NEW DELHI: The once-prevalent liberal regime – bail is the rule and jail the exception – appears to be on its way back. Except those charged with heinous crimes, all accused should be granted bail, the Supreme Court said on Friday.
"We are against filling up of jails with undertrials," said a Bench of CJI K G Balakrishnan and Justice C K Thakker while granting bail to Baba Amrik Singh, jailed since January last year for embezzling gold while preparing a "palanquin" that was taken to Pakistan in 2006.
While the move can help de-congest jails, it may turn out to be a push for the revival of the old liberal judicial approach where the accused, in keeping with the doctrine of the presumption of innocence, were released on bail.
The practice was abandoned, with lower courts often appearing to submit to the popular clamour for a tough hand against crimes. The departure not just meant overcrowding in already congested jails, but also resulted in accused, especially the poor, remaining interned in prisons for periods far longer than they would have spent behind bars upon conviction.
"For minor offences, you cannot put the accused in jail for long and make them languish till the date of conviction," said the CJI, accepting the arguments of senior advocate Nidesh Gupta who appeared for the accused.
The SC’s reluctance to keep more and more undertrials in jails represents a ray of hope for nearly two lakh prison inmates awaiting trial in various cases. According to National Crime Records Bureau figures for the year 2006, nearly 54,000 undertrial prisoners were charged with murder.
"Theft and attempt to murder were two IPC crimes under which there were a large number of undertrial prisoners — 23,434 for theft and 22,526 for attempt to murder," said NCRB statistics.
Tihar Jail in Delhi, one of the largest prisons in the world, fares no better compared to other jails in the country as far as the problem of overcrowding goes. With a capacity of 5,200 prisoners, it has nearly 9,500 inmates while around 50,000 undertrial prisoners go in and out of the prison throughout the year. It was this problem that had forced the Delhi high court to order holding of courts within the prison complex and grant bail to undertrials languishing there despite being charged for petty offences.

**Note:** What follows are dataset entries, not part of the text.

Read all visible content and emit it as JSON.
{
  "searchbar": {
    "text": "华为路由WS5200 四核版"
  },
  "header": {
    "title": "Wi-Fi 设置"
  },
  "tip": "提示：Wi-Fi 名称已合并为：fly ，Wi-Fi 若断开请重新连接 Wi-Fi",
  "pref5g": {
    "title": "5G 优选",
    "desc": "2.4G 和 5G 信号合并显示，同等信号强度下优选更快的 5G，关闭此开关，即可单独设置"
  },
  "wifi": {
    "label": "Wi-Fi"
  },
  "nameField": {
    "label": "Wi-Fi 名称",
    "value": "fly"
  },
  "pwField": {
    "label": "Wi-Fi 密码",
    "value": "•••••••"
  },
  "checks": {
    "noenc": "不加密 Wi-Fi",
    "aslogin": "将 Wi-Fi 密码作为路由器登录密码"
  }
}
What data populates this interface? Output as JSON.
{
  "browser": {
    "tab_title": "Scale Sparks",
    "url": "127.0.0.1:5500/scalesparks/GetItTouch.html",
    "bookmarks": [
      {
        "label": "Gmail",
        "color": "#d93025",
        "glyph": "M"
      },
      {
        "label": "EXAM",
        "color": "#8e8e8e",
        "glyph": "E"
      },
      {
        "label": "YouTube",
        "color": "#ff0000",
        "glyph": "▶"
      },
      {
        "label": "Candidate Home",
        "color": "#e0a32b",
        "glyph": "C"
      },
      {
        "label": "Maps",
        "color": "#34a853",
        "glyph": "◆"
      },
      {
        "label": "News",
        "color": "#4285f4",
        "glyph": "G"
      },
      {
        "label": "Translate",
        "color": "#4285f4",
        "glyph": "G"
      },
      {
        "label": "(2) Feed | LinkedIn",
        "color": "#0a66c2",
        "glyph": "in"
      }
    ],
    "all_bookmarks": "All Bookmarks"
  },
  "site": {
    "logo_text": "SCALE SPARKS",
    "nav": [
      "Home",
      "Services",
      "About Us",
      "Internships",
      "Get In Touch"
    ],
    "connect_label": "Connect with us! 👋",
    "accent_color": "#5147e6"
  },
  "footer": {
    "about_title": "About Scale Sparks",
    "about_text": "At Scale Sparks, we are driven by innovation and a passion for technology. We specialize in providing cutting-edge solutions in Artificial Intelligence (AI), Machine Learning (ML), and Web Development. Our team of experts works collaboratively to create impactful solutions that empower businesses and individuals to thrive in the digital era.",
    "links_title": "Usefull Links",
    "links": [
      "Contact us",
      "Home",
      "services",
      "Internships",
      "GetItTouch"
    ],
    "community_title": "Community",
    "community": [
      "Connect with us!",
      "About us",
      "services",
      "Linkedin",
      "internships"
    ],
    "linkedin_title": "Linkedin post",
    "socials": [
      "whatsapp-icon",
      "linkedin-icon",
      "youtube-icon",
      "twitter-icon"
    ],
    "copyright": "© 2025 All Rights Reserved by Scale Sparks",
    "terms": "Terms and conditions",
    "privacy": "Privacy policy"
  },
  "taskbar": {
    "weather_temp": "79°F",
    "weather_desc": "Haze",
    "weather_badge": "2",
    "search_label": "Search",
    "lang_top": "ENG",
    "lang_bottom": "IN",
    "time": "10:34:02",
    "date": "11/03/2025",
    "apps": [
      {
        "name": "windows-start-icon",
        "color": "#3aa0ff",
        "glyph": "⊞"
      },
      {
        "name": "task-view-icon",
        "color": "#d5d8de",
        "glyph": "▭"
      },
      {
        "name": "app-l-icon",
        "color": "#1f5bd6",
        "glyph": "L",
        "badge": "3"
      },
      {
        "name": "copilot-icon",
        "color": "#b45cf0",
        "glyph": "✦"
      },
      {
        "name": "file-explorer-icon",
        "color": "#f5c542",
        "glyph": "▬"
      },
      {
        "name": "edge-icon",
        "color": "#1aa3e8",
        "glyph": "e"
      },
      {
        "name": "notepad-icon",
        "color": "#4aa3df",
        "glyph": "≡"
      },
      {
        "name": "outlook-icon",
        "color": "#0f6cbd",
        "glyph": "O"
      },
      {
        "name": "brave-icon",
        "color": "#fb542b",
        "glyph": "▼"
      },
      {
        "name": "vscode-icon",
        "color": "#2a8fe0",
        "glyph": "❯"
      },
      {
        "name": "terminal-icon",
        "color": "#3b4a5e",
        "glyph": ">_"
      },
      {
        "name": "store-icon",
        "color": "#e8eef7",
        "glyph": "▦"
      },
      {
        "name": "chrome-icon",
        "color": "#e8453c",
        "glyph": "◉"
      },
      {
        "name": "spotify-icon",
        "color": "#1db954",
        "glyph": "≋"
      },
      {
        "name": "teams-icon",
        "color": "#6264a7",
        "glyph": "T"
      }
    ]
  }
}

Making bail the rule and jail the exception is indeed the way to go. In fact, this principle follows logically from the fundamental premise of our legal system that a person is innocent until he or she is proven guilty. Making the refusal of bail rarer, however, must not be based on any attempt to reduce crowding of jails. In cases where the offence is really serious and letting the accused roam free may be harmful to society, it clearly makes sense to deny bail. Similarly, where the chances of evidence being tampered with or the accused fleeing are judged to be high, it would be justified to refuse bail. But, whether bail is granted or denied cannot be a matter of whim. Where bail is denied, there must be substantial grounds for doing so.